Research Project: Genetic Analysis of Poultry-Associated Salmonella enterica to Identify and Characterize Properties and Markers Associated with Egg-Borne Transmission of Illness

Location: Egg Safety & Quality Research

Title: Recovery of Salmonella enterica serovar Enteritidis from hens initially infected with serovar Kentucky

Author
item Guard, Jean
item Sanchez-ingunza, Roxana - Former Ars Employee
item Shah, Devendra - Washington State University
item Rothrock, Michael
item Gast, Richard
item Jones, Deana

Submitted to: Journal of Food Chemistry
Publication Type: Peer Reviewed Journal
Publication Acceptance Date: 2/4/2015
Publication Date: 2/18/2015
Citation: Guard, J.Y., Sanchez-Ingunza, R., Shah, D.H., Rothrock Jr, M.J., Gast, R.K., Jones, D.R. 2015. Recovery of Salmonella enterica serovar Enteritidis from hens initially infected with serovar Kentucky. Journal of Food Chemistry, 189:86-92. 2015.

Interpretive Summary: Only about a dozen of 2500 serotypes of Salmonella cause disease associated with consumption of contaminated food, thus most do not cause problems. There is very little knowledge about how the presence of one serotype of Salmonella impacts the presence of others. We gave chickens a serotype of Salmonella that is not associated with human disease and then followed the initial infection by giving a more harmful serotype. Results suggest that exposure to the less harmful serotype decreased recovery of the harmful type. This information may help vaccine companies select combinations of serotypes to improve the performance of vaccines intended to reduce the presence of harmful serotypes of Salmonella in chickens that are used for food.

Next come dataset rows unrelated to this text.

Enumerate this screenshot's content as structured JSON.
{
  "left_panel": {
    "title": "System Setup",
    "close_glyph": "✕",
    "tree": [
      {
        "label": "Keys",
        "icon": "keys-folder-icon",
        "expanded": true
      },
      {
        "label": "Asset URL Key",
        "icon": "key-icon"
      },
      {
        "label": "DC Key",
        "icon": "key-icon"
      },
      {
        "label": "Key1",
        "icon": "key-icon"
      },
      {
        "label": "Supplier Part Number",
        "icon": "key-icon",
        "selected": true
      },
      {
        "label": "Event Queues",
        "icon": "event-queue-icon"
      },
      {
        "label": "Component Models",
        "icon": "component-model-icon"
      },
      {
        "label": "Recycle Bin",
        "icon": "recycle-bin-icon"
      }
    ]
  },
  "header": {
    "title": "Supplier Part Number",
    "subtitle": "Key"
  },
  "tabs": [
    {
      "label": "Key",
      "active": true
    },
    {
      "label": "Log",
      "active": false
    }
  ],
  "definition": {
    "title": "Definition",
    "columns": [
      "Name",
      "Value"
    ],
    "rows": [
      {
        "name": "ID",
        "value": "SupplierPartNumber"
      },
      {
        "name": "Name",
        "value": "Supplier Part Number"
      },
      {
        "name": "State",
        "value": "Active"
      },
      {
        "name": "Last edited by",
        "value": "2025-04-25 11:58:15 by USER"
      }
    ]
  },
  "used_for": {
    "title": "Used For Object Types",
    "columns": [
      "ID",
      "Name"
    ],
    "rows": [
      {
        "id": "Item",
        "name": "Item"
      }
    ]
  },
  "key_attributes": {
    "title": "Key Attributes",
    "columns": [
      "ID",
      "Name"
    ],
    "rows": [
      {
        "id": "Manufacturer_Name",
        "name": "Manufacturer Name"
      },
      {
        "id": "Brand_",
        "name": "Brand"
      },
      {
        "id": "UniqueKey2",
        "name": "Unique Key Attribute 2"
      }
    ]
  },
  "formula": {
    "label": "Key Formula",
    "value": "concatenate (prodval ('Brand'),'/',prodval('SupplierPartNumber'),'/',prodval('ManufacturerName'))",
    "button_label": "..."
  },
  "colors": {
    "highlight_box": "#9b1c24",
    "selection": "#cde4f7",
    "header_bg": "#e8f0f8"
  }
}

Technical Abstract: Salmonella enterica serovars Enteritidis and Kentucky differ greatly in epidemiology. We wanted to know if the non-pathogenic serotype Kentucky impacted the recovery of the pathogen Enteritidis from chickens. To explore this issue, 4 groups of hens were treated as follows: i) hens were inoculated orally with Kentucky and then injected intramuscularly 2 weeks later with Enteritidis, ii) hens were contact infected with Kentucky and then with Enteritidis, iii) hens were injected with Enteritidis, and iv) hens were contact infected with Enteritidis. Hens exposed orally received 10 exp9 CFU, and injected hens received 10 exp7 CFU. Droppings, cecal tonsils and 5 internal organs were sampled and cultured at 6, 13 and 20 days post-infection. Egg production was monitored. Results suggest that non-pathogenic serotypes of Salmonella may mitigate recovery of Enteritidis from chickens. In summary, we show results from an initial experiment intended to investigate if multiple serotypes impact the ecology of pathogenic Salmonella enterica on-farm.